2020-07-23 11:09:54

Shenzhen is planning to introduce a new law that could accelerate the use of urban lands by granting the city more authority to implement redevelopment projects.

In a notice Monday, the southern metropolis said it will solicit public opinion on its urban renovation measures until August. According to the draft law, redevelopment projects can proceed if 95% of the homeowners agree to relocate rather than the 100% approval required under the current policy.

Urban renovation projects have become an important source of commercial housing in Shenzhen, but a lack of unanimous support from relocating families has often delayed the city’s urban renovation plans. In 2019, only 15% of Shenzhen’s 767 redevelopment projects broke ground on construction, according to domestic media reports.

The draft law has been hailed as a solution to ending the standoffs urban redevelopment projects often encounter. The change would also mark a significant shift in Shenzhen’s attitudes toward “nail households” — a term referring to those who refuse to leave their homes once they have been earmarked for redevelopment projects.

Experts told Sixth Tone that while the draft law may help improve the urban image of Shenzhen — now a key part of China’s Greater Bay Area connecting the southern Guangdong province with Hong Kong and Macao — it could also pose a threat to homeowners’ interests.

A Shenzhen-based urban planner who asked to be identified only by her surname, Wu, told Sixth Tone that some of the provisions in the draft law are a reversal of Shenzhen’s original policy, possibly to address the shortage of land for urbanization projects.

“There won’t be a single nail household from now on,” she said.

Wu added that under the current “relatively democratic” policy, homeowners can negotiate their compensation.
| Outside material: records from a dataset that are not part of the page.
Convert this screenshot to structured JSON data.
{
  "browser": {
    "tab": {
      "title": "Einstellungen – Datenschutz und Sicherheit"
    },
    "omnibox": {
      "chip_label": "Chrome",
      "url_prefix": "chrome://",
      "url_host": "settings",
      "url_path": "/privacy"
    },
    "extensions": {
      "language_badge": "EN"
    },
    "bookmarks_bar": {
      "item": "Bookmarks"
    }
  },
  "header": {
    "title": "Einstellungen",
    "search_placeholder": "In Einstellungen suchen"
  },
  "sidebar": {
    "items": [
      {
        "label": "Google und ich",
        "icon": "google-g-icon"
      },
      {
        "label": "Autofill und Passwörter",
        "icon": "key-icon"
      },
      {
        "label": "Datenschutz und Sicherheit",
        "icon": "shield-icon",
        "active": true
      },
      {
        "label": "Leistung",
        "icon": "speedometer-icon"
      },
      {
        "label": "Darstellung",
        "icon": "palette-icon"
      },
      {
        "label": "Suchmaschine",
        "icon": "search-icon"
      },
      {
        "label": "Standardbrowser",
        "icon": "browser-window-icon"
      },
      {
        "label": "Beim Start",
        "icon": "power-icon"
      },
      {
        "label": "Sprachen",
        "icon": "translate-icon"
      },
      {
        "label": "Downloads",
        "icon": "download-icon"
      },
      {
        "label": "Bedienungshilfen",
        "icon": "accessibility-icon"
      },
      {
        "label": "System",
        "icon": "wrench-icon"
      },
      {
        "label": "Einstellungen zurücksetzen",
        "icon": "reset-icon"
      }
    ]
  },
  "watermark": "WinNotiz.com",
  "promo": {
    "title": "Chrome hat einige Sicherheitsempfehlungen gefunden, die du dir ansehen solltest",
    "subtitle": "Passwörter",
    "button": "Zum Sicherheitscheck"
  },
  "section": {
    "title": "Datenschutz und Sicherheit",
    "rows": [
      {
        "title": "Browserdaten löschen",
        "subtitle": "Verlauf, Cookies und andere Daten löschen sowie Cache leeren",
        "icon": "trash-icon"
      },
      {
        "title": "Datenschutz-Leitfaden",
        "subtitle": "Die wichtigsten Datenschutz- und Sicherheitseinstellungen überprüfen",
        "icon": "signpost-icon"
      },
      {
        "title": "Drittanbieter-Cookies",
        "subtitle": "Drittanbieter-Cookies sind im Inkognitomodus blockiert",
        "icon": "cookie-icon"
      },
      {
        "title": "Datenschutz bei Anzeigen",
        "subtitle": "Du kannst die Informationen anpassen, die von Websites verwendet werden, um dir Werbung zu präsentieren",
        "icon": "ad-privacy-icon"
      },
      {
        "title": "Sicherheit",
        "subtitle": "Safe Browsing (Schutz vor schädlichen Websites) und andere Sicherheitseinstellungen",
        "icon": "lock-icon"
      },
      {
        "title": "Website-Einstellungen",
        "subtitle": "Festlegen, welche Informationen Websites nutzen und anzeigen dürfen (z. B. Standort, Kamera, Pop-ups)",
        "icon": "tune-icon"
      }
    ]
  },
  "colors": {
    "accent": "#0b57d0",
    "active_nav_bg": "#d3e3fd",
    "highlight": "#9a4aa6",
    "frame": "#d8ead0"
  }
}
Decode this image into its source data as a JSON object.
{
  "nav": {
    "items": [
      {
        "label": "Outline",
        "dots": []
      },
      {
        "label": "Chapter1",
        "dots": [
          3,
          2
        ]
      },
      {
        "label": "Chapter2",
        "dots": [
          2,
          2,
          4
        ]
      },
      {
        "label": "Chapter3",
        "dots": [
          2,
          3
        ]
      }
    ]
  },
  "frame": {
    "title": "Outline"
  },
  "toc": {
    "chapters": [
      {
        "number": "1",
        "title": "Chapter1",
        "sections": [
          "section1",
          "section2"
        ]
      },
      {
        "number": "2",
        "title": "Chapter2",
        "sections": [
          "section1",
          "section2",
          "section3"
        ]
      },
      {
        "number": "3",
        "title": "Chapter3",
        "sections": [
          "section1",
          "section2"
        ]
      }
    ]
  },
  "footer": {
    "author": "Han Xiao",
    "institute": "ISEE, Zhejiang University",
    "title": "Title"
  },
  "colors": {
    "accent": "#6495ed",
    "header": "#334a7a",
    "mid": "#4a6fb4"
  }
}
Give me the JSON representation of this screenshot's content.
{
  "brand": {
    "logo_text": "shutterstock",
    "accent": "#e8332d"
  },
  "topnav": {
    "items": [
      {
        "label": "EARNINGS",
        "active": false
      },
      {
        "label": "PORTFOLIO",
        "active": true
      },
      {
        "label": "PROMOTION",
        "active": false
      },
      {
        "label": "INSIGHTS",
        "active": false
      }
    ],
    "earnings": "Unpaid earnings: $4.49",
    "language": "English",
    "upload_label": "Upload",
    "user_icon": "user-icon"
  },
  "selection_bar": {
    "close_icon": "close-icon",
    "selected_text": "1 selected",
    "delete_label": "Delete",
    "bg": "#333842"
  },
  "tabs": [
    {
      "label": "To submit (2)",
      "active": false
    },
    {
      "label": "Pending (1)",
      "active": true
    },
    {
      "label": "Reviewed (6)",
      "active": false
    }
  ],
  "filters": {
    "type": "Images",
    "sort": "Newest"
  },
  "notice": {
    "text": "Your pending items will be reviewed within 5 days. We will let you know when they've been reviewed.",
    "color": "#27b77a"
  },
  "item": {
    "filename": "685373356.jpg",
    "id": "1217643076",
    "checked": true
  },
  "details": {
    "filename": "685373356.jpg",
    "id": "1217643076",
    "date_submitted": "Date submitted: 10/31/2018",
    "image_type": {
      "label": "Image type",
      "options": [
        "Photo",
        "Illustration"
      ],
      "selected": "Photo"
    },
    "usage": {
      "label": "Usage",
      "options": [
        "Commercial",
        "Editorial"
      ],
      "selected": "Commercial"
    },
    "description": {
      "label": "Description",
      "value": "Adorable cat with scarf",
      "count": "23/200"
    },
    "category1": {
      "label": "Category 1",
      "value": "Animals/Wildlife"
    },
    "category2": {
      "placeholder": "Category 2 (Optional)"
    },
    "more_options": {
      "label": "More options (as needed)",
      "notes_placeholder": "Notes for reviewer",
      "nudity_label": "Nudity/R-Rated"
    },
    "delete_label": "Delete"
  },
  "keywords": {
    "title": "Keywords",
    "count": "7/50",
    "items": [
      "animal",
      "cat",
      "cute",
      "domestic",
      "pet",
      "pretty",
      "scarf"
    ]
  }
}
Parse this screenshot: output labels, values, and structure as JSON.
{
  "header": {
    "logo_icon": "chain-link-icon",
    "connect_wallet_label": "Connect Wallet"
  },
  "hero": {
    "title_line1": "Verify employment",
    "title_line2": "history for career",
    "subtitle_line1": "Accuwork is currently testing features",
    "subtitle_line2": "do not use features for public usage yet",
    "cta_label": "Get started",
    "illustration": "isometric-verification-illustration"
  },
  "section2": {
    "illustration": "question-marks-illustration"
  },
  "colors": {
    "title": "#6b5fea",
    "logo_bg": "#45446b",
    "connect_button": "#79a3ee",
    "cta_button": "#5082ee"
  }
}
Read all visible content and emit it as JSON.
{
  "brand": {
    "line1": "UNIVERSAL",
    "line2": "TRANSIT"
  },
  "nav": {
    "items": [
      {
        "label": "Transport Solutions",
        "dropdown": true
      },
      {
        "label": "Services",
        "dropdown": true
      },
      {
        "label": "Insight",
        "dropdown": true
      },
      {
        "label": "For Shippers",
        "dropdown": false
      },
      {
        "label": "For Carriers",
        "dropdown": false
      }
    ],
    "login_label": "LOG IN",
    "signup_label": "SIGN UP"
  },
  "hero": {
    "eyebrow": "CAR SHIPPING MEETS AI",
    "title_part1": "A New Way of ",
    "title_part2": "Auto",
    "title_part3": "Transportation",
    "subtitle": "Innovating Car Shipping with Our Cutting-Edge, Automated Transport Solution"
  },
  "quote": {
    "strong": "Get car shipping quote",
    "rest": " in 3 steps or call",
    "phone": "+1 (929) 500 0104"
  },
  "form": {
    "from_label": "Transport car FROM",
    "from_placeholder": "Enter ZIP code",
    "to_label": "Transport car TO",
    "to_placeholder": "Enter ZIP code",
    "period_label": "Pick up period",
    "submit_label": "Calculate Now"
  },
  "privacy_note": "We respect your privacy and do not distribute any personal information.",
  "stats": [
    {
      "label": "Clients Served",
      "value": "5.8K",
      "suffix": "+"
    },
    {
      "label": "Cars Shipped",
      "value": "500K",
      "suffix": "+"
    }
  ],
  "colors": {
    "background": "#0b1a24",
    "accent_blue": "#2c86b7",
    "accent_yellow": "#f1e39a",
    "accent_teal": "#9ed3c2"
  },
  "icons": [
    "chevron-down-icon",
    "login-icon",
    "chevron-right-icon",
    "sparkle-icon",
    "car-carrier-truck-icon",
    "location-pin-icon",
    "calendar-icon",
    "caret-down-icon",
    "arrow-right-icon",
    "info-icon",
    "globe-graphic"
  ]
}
According to the draft law, the minority opposition wouldn’t have much room to negotiate once the 95% majority agreed on relocation and compensation, though opponents would still be entitled to file court complaints.

As China urbanizes, cities often raze ramshackle neighborhoods to develop commercial projects, and this process has become a source of social conflict between homeowners, private developers, and authorities.

Although families are compensated with modern apartments or an equivalent sum of money — potentially bigger apartments or more money, if they’re having to move farther away — the negotiations can devolve into haggling between homeowners and developers, according to Mao Xiang, a Shenzhen-based lawyer specializing in redevelopment projects at Merits & Tree Law Offices. He added that Shenzhen’s provisions for nail households still lack details in the new draft law.

“It’s obvious why relocation projects are often difficult to push through, as people can ask for sky-high prices,” he told Sixth Tone.

To help ease tensions, China revised its home demolition and relocation law in 2011, vowing to provide more transparency and limit public authority in redevelopment processes, while promising market-based compensation standards. In particular, the revised law stipulated that renovation projects should have the public interest at their core.

Editor: Bibek Bhandari.

(Header image: A view of Qianhai Shenzhen-Hong Kong Modern Service Industry Cooperation Zone, Shenzhen, Guangdong province, Nov. 30, 2019. People Visual)